TUESDAY, Aug. 13, 2019 (HealthDay News) -- New drugs cured two Ebola patients in Congo, showing that people can recover from the highly lethal disease if it is diagnosed and treated early, doctors say.
"These cases were detected very quickly. The husband was infected, he was at home for 10 days and his wife and son were infected," Jean-Jacques Muyembe, M.D., Ph.D., director of Congo's National Institute for Biomedical Research, said at a press conference, the Associated Press reported. "As soon as the response teams detected these cases, they brought them here to the treatment center.
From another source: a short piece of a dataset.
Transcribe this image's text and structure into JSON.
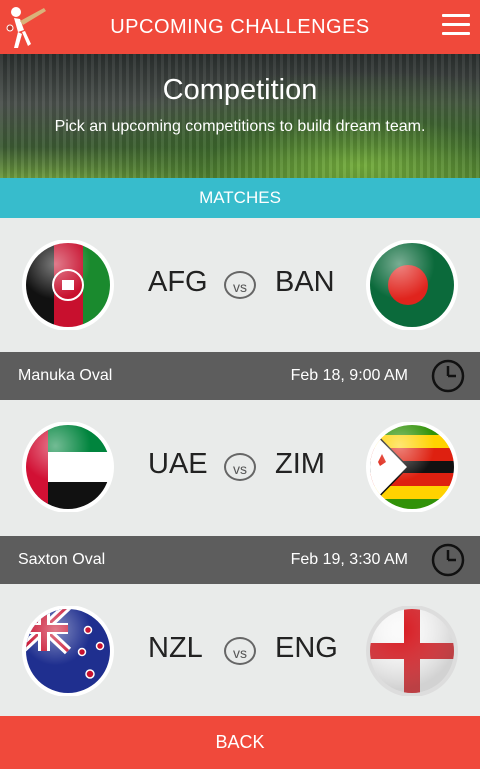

We gave them treatment that is effective and here in a short time both are cured."
The two drugs -- REGN-EB3 and mAb-114 -- are monoclonal antibodies that block Ebola and are now being "used to treat Ebola patients because, according to the studies and the results we obtained in the lab, these are the two drugs that are effective," Muyembe said, the AP reported.
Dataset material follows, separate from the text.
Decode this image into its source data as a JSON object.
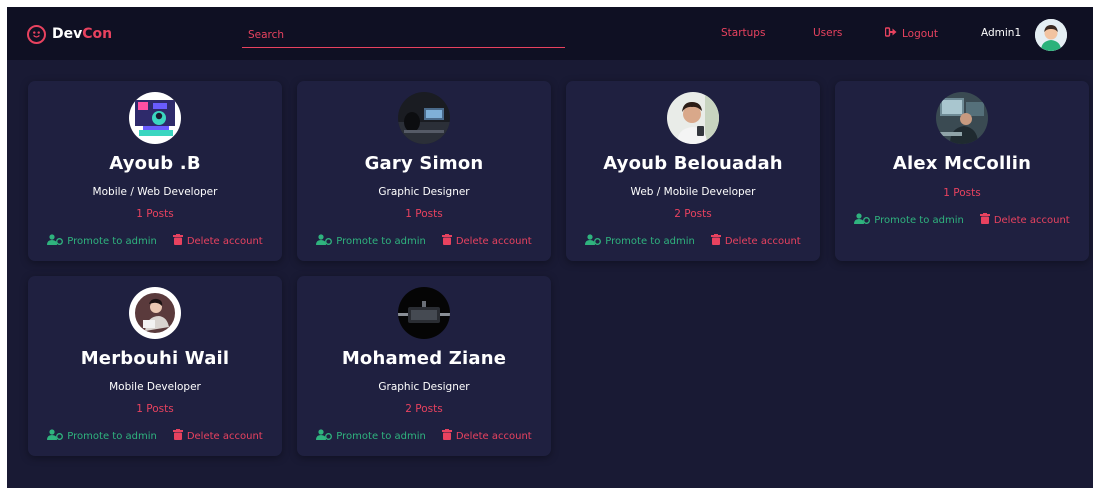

Earlier this week, preliminary results from two trials in Congo suggested that the two drugs significantly reduced the risk for death from Ebola.